William J. Sandborn, MD; William J. Tremaine, MD; Kenneth P. Offord, MS; George M. Lawson, PhD; Bret T. Petersen, MD; Kenneth P. Batts, MD; Ivana T. Croghan, PhD; Lowell C. Dale, MD; Darrell R. Schroeder, MS; Richard D. Hurt, MD
Sandborn WJ, Tremaine WJ, Offord KP, Lawson GM, Petersen BT, Batts KP, et al. Transdermal Nicotine for Mildly to Moderately Active Ulcerative Colitis: A Randomized, Double-Blind, Placebo-Controlled Trial. Ann Intern Med. 1997;126:364-371. doi: 10.7326/0003-4819-126-5-199703010-00004
Download citation file:
Published: Ann Intern Med. 1997;126(5):364-371.
Ulcerative colitis is predominantly a disease of nonsmokers. Transdermal nicotine may help control clinical manifestations of this condition.
To determine the efficacy of transdermal nicotine for controlling clinical disease activity in active ulcerative colitis.
Randomized, double-blind, placebo-controlled, single-center clinical trial.
Multispecialty group serving as an academic tertiary referral center.
64 nonsmoking patients with mildly to moderately active ulcerative colitis despite the use of medication.
Patients were stratified on the basis of smoking history, extent of disease, and concomitant medical therapy. After stratification, patients were randomly assigned to daily treatment with transdermal nicotine (n = 31) at the highest tolerated dose (11 mg for 1 week and then ≤ 22 mg for 3 weeks) or placebo (n = 33).
Clinical features were assessed at baseline and 4 weeks by endoscopy, physician assessment, and a patient diary of daily symptoms. Serum concentrations of nicotine were determined by using gas chromatography and mass spectrometry, and plasma concentrations of cotinine were measured by using high-performance liquid chromatography.
At 4 weeks, 12 of 31 patients (39%) who received nicotine showed clinical improvement compared with 3 of 33 patients (9%) who received placebo (P = 0.007). Four patients receiving nicotine discontinued therapy because of side effects (contact dermatitis [n = 2], nausea [n = 1], and acute pancreatitis [n = 1]). At week 4, the nicotine group had a mean (±SD) trough serum nicotine concentration of 11.3 ± 8.4 ng/mL and a mean trough plasma cotinine concentration of 192 ± 95 ng/mL.
Transdermal nicotine administered at the highest tolerated dosage (≤ 22 mg/d) for 4 weeks is efficacious for controlling clinical manifestations of mildly to moderately active ulcerative colitis.

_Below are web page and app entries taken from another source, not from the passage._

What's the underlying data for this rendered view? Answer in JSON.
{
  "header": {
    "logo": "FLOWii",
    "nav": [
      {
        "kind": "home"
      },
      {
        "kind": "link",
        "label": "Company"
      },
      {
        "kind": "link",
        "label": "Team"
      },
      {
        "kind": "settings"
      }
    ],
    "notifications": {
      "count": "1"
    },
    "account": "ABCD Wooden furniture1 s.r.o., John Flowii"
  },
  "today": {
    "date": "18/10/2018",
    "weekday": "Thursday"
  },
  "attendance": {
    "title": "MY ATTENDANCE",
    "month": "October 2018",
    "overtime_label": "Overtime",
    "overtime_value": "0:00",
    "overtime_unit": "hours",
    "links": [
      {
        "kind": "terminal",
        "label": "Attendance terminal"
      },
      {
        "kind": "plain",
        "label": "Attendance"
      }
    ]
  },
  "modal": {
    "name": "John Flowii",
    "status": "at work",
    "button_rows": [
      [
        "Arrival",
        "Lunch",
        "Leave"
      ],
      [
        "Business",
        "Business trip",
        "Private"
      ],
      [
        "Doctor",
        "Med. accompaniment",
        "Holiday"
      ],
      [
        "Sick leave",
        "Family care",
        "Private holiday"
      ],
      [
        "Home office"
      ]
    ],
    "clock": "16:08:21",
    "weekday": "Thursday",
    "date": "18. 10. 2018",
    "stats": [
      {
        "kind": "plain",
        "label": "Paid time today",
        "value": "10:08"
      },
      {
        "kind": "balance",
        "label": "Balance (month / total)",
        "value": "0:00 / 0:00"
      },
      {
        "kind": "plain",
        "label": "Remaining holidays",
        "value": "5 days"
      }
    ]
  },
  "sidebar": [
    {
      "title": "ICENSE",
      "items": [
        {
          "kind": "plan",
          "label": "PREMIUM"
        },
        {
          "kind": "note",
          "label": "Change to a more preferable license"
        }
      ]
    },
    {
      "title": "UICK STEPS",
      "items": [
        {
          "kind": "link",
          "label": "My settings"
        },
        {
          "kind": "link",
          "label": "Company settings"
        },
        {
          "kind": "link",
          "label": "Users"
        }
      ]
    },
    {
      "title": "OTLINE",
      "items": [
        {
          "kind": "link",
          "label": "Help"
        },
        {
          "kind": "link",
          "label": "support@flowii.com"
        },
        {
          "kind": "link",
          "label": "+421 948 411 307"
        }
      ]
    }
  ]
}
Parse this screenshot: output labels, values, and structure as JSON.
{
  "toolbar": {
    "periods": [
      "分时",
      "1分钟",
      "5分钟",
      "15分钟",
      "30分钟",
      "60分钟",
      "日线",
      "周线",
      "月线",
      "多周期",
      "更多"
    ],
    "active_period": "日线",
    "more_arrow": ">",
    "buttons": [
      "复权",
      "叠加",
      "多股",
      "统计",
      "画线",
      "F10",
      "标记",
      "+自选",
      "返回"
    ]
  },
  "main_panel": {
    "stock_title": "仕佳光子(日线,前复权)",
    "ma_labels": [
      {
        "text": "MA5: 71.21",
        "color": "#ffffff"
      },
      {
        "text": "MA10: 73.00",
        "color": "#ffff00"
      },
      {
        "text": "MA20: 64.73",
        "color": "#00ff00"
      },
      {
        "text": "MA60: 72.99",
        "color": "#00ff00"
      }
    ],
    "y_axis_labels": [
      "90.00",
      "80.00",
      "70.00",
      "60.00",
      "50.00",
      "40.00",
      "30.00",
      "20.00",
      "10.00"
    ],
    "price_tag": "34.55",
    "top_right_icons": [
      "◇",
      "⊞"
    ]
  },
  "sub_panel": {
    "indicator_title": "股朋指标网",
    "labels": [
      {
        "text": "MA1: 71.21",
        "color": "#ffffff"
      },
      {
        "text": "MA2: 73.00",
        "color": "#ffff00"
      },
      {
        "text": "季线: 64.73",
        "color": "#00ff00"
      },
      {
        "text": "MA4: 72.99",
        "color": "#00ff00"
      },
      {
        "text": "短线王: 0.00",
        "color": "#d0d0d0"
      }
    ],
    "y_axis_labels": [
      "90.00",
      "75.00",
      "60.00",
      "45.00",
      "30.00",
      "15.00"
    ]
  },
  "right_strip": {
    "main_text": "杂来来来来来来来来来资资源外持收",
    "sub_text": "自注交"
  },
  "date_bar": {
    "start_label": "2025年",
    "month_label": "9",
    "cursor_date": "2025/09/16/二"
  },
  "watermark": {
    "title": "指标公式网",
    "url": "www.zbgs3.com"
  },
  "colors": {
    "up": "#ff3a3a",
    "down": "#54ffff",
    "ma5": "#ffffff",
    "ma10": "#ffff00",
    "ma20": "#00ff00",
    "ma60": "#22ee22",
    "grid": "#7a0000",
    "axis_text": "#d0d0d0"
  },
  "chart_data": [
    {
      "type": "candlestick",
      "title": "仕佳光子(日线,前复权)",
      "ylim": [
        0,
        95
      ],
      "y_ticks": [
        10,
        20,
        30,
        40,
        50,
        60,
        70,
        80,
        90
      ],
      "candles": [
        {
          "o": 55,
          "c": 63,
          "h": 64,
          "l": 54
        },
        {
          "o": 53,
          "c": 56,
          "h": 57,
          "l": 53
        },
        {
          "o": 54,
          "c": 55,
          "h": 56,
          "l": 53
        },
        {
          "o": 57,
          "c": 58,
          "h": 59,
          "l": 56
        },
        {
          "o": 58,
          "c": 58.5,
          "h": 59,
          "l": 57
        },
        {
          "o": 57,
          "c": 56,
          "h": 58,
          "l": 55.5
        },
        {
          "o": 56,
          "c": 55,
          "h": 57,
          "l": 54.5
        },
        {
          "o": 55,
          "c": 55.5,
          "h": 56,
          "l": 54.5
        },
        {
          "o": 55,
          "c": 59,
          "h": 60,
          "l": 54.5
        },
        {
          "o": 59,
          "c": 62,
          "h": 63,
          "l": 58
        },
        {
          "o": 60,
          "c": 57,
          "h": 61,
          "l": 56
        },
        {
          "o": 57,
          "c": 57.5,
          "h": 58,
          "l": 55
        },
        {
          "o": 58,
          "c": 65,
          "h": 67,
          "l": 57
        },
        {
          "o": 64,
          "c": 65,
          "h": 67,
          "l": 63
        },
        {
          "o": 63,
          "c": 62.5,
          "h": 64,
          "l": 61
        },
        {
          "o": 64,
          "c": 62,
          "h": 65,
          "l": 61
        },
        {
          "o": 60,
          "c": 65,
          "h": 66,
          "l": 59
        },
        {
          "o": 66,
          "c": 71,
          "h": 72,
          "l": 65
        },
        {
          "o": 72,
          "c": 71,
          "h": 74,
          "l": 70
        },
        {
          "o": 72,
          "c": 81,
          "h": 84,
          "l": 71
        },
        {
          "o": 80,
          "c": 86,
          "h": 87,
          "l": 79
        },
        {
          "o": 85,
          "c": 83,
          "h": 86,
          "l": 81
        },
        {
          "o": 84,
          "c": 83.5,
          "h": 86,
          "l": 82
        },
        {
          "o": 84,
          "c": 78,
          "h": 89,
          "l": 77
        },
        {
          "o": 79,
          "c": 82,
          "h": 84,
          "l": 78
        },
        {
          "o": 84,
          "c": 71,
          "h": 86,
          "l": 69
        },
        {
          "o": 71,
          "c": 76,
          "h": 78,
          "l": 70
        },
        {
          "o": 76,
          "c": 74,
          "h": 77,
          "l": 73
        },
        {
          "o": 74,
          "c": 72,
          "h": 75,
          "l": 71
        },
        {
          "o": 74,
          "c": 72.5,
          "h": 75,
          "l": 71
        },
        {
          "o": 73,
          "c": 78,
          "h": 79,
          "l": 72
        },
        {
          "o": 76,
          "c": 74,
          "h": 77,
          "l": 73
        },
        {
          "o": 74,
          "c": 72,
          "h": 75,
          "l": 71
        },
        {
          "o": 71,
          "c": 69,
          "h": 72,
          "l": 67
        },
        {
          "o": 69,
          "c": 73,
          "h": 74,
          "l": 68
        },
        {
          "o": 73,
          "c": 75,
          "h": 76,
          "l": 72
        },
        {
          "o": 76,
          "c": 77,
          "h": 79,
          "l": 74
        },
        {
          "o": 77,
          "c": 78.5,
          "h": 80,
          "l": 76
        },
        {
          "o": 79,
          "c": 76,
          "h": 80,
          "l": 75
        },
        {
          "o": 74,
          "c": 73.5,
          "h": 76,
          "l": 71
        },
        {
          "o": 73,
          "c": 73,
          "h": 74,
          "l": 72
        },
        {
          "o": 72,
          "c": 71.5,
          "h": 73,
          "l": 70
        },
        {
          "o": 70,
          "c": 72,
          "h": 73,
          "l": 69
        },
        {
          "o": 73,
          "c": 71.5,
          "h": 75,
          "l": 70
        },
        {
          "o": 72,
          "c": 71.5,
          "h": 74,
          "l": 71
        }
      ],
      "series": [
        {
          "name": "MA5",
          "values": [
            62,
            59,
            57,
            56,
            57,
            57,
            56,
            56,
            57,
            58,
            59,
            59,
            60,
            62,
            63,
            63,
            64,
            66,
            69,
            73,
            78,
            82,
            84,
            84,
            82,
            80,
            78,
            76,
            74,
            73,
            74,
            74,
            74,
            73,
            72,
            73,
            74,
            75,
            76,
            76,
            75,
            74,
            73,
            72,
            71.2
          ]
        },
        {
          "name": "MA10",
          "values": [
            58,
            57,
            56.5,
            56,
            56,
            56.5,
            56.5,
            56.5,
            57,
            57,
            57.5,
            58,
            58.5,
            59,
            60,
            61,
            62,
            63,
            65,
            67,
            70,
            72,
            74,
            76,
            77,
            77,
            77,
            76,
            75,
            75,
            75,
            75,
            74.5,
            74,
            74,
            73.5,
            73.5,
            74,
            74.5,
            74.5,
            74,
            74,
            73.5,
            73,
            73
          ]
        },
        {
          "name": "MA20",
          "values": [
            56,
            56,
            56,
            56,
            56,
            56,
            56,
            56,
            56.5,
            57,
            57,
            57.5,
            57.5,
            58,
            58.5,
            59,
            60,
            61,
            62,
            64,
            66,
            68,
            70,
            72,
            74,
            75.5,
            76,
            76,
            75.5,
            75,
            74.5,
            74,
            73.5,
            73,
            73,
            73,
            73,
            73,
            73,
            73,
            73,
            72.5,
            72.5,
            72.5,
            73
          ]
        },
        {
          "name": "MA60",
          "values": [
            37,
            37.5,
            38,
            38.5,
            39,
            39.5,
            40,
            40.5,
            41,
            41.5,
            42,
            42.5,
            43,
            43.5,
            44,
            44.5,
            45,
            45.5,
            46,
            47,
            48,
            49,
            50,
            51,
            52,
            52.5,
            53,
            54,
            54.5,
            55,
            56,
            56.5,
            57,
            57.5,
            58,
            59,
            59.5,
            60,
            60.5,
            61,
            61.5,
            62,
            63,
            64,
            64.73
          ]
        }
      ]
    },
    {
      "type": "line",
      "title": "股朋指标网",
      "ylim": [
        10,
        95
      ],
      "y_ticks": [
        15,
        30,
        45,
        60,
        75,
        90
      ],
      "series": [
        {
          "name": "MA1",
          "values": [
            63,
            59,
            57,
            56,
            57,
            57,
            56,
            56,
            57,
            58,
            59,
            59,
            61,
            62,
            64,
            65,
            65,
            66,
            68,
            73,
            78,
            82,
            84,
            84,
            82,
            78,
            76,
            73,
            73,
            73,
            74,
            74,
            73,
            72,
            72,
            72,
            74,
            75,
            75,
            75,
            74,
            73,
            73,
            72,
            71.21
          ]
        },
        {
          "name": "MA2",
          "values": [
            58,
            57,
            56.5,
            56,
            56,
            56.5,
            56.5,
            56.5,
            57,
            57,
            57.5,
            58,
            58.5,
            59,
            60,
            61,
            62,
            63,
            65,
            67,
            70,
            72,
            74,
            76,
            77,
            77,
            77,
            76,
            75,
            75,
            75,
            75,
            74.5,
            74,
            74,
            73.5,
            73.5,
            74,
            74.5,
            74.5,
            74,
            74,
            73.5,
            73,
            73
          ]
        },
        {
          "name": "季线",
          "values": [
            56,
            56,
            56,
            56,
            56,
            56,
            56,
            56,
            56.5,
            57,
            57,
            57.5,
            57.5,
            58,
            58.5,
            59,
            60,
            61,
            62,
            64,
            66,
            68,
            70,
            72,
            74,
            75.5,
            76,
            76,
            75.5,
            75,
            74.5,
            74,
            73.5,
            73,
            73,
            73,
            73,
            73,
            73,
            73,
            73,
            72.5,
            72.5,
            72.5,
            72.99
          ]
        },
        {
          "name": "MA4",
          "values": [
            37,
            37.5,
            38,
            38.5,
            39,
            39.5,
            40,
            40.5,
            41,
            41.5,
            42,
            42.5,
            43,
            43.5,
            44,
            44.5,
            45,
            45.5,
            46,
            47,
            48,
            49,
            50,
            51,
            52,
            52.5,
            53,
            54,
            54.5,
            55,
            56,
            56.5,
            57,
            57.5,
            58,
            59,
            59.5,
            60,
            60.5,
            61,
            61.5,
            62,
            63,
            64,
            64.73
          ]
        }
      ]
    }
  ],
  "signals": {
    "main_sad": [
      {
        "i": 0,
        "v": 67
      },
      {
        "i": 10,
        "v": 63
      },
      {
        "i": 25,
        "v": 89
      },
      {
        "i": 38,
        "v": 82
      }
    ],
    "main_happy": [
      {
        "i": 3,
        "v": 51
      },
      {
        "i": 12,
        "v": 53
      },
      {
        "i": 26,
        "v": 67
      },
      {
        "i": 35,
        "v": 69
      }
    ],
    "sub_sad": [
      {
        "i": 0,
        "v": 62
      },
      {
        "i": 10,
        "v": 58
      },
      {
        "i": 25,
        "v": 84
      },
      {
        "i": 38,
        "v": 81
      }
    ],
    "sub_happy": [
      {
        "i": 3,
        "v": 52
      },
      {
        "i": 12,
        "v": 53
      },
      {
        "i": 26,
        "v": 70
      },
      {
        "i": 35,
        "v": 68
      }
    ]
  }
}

Learn more about subscription options.
Register Now for a free account.
Cardiology, Gastroenterology/Hepatology, Tobacco, Alcohol, and Other Substance Abuse, Inflammatory Bowel Disease, Coronary Risk Factors.
Results provided by:
Copyright © 2016 American College of Physicians. All Rights Reserved.
Print ISSN: 0003-4819 | Online ISSN: 1539-3704
Conditions of Use
This PDF is available to Subscribers Only